◆ **DATASET RECORDS**:

● ● ● ●

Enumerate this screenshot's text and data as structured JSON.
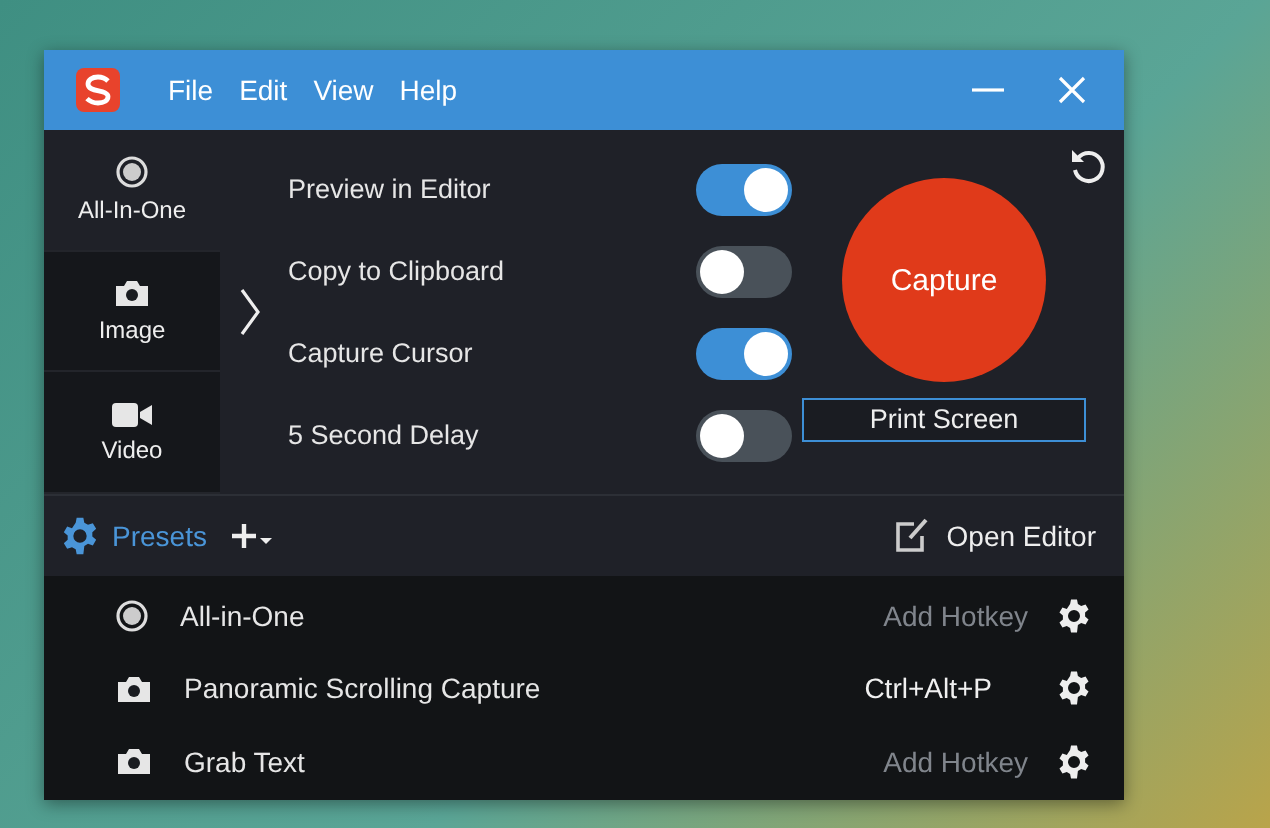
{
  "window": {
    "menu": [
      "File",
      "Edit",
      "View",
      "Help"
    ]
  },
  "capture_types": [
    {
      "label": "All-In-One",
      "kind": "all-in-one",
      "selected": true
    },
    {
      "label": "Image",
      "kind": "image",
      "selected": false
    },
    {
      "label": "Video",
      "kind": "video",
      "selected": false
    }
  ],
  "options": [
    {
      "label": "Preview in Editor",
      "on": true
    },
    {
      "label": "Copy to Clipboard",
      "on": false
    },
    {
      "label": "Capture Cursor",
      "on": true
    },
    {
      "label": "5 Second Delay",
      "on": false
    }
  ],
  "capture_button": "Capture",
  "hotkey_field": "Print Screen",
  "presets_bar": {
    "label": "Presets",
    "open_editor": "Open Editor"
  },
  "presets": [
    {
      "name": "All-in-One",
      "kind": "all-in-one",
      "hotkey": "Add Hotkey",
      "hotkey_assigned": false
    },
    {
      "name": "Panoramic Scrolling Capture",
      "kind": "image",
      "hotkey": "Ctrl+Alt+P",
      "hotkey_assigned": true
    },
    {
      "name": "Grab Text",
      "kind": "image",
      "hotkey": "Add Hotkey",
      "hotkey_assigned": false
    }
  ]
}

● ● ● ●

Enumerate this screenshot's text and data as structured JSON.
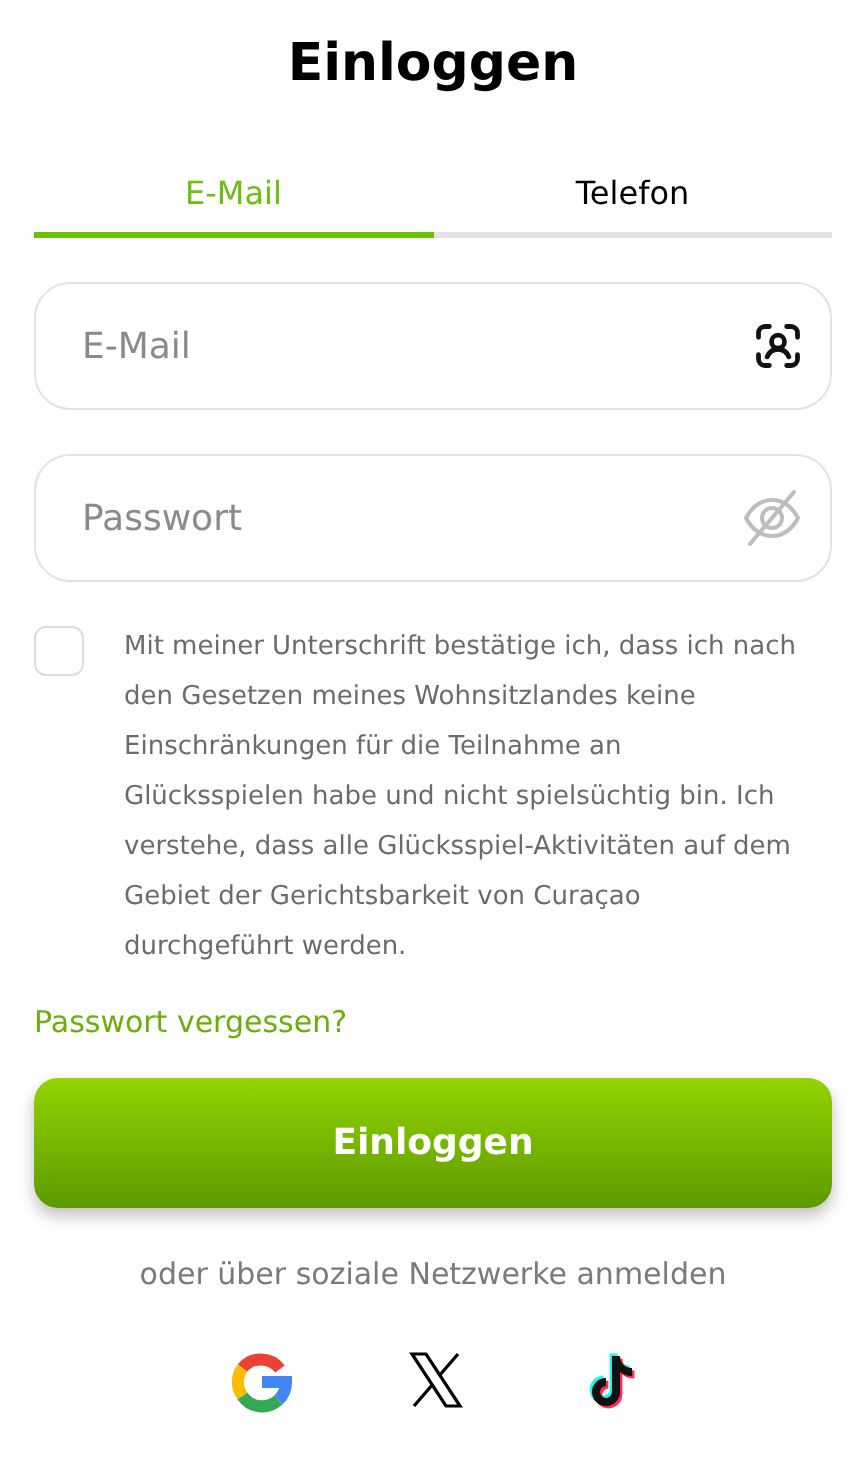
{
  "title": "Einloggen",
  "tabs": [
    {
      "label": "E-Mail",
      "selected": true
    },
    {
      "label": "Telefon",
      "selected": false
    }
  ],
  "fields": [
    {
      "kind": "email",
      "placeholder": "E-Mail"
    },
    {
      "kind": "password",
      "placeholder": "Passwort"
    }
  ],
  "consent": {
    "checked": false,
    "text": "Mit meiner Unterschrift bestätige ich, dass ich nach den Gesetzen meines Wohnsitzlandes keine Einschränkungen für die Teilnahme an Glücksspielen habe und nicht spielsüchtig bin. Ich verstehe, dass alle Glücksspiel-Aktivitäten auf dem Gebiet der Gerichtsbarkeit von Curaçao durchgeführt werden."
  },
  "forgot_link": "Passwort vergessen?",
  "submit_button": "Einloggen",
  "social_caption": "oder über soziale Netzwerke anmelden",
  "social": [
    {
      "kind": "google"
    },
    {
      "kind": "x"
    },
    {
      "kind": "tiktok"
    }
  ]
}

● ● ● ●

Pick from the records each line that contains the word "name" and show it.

◆ **YOUR RESPONSE**:
      "name": "All-in-One",
      "name": "Panoramic Scrolling Capture",
      "name": "Grab Text",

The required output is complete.